> [REQUIRED ACTION]
Determine how many lines in the records below include the word "packages" and output that number alone.

####

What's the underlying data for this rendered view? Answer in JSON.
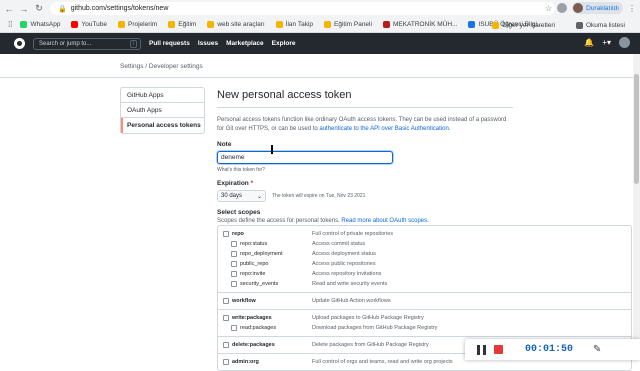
{
  "browser": {
    "url": "github.com/settings/tokens/new",
    "profile_name": "Duraklatıldı",
    "bookmarks": [
      {
        "label": "WhatsApp",
        "color": "#25d366"
      },
      {
        "label": "YouTube",
        "color": "#ff0000"
      },
      {
        "label": "Projelerim",
        "color": "#f4b400"
      },
      {
        "label": "Eğitim",
        "color": "#f4b400"
      },
      {
        "label": "web site araçları",
        "color": "#f4b400"
      },
      {
        "label": "İlan Takip",
        "color": "#f4b400"
      },
      {
        "label": "Eğitim Paneli",
        "color": "#f4b400"
      },
      {
        "label": "MEKATRONİK MÜH...",
        "color": "#b71c1c"
      },
      {
        "label": "ISUBÜ Öğrenci Bilgi...",
        "color": "#1a73e8"
      }
    ],
    "bookmarks_right": [
      "Diğer yer işaretleri",
      "Okuma listesi"
    ]
  },
  "github": {
    "search_placeholder": "Search or jump to...",
    "nav": [
      "Pull requests",
      "Issues",
      "Marketplace",
      "Explore"
    ],
    "plus_label": "+▾"
  },
  "breadcrumb": {
    "settings": "Settings",
    "sep": " / ",
    "developer": "Developer settings"
  },
  "sidebar": [
    {
      "label": "GitHub Apps",
      "selected": false
    },
    {
      "label": "OAuth Apps",
      "selected": false
    },
    {
      "label": "Personal access tokens",
      "selected": true
    }
  ],
  "main": {
    "title": "New personal access token",
    "intro_text": "Personal access tokens function like ordinary OAuth access tokens. They can be used instead of a password for Git over HTTPS, or can be used to ",
    "intro_link": "authenticate to the API over Basic Authentication",
    "intro_end": ".",
    "note_label": "Note",
    "note_value": "deneme",
    "note_hint": "What's this token for?",
    "expiration_label": "Expiration",
    "expiration_required": "*",
    "expiration_value": "30 days",
    "expiration_note": "The token will expire on Tue, Nov 23 2021",
    "scopes_label": "Select scopes",
    "scopes_desc": "Scopes define the access for personal tokens. ",
    "scopes_link": "Read more about OAuth scopes."
  },
  "scopes": [
    {
      "rows": [
        {
          "name": "repo",
          "desc": "Full control of private repositories",
          "top": true
        },
        {
          "name": "repo:status",
          "desc": "Access commit status",
          "top": false
        },
        {
          "name": "repo_deployment",
          "desc": "Access deployment status",
          "top": false
        },
        {
          "name": "public_repo",
          "desc": "Access public repositories",
          "top": false
        },
        {
          "name": "repo:invite",
          "desc": "Access repository invitations",
          "top": false
        },
        {
          "name": "security_events",
          "desc": "Read and write security events",
          "top": false
        }
      ]
    },
    {
      "rows": [
        {
          "name": "workflow",
          "desc": "Update GitHub Action workflows",
          "top": true
        }
      ]
    },
    {
      "rows": [
        {
          "name": "write:packages",
          "desc": "Upload packages to GitHub Package Registry",
          "top": true
        },
        {
          "name": "read:packages",
          "desc": "Download packages from GitHub Package Registry",
          "top": false
        }
      ]
    },
    {
      "rows": [
        {
          "name": "delete:packages",
          "desc": "Delete packages from GitHub Package Registry",
          "top": true
        }
      ]
    },
    {
      "rows": [
        {
          "name": "admin:org",
          "desc": "Full control of orgs and teams, read and write org projects",
          "top": true
        }
      ]
    }
  ],
  "recorder": {
    "time": "00:01:50"
  }
}
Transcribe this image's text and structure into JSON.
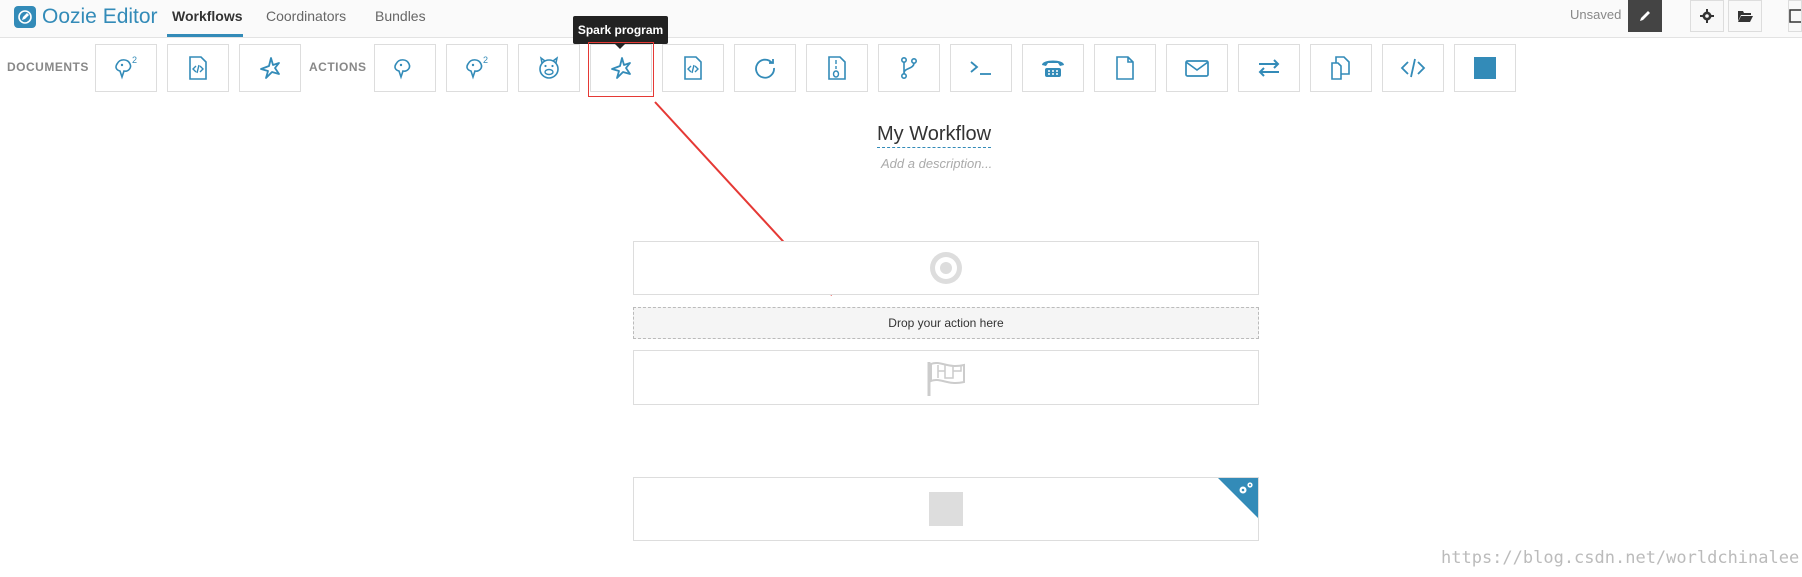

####

> [RESULT OF THIS TASK]
6